“Retailers pulled stocks lower Wednesday as US markets reopened following the Christmas holiday. The Dow Jones industrial average fell 49 points to 13,090 as of noon. The Standard & Poor’s 500 index fell seven to 1,419 and the Nasdaq composite lost 19 to 2,993… Major US retailers fell following a glum report on US holiday sales. Macy’s and Urban Outfitters lost 3%. Sears Holdings fell nearly 5%. The MasterCard Advisors SpendingPulse report found that sales of electronics, clothing, jewelry and home goods increased just 0.7% in the two months before Christmas compared with the same period last year. That’s well below the growth of 3 to 4% growth that analysts had expected and the worst performance since 2008, when spending shrank during the Great Recession” (emphasis added).
This is, hopefully, a turning point from past foolish behavior. Thanks to consumer credit and boundless fantasies about how it will all be taken care of in the future (commonly called “consumer optimism”), consumers have been spending more than they bring in. This doesn’t just mean that they are in debt; it also means that almost every industry is selling goods and services to Americans on the basis of wealth that doesn’t really exist. No matter how much Wal-Mart boasts in low prices, the truth is that their expectations regarding how much they sell are shaped by a past history of consumers willing to use credit and to not bother to save.
The government has encouraged this behavior by keeping interest rates low so that borrowing looks more attractive than saving. The government also sponsored a network of financial “experts” who went on TV shows and other venues and assured us that the declining savings of Americans was nothing to worry about because Americans were now “saving” by putting their net worth into their rising housing values. They used the housing bubble to give American’s a false sense of security. They boosted “consumer confidence” on lies.
Now that lie has stopped working. This story, like many others, wants us to believe that the lack of consumer confidence is a bad and baseless pessimism. And it wants us to believe that the fact that it now looks like there will be no deal to prevent “the fiscal cliff” is the culprit. Of course, that means it really wants us to blame the GOP leaders in Congress for not caving into Obama’s demands.
But the drop in consumer confidence seems to have begun to early to be blamed on the fear of going over the fiscal cliff. It should be obvious to everyone that our economy is still failing and that Bernanke’s eternal QE stimulus is putting out false signals of a slow recovery. Even if it was due to the perception that we are going over the fiscal cliff, that would be a benefit, not a problem. Americans need to stop pretending that somehow they will be rescued in the future from their reckless spending of today. The exact opposite is true: the reckless spending now is what impoverishes our futures and the futures of our children.
What would a deal to avert the “fiscal cliff” really mean? It would mean more borrow and spending in order to delay the inevitable and make it worse. That is the only basis for optimism that the mainstream media can really offer.

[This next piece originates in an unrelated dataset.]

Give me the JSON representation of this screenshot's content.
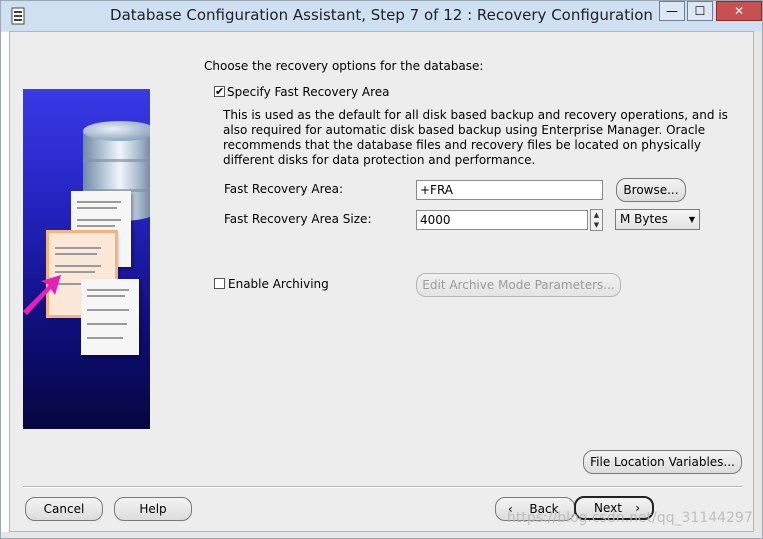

It is a delusion and a snare. This was a wonderful Christmas, and it needs to become the new normal. We need to cut spending and begin saving, or at least start paying off debt.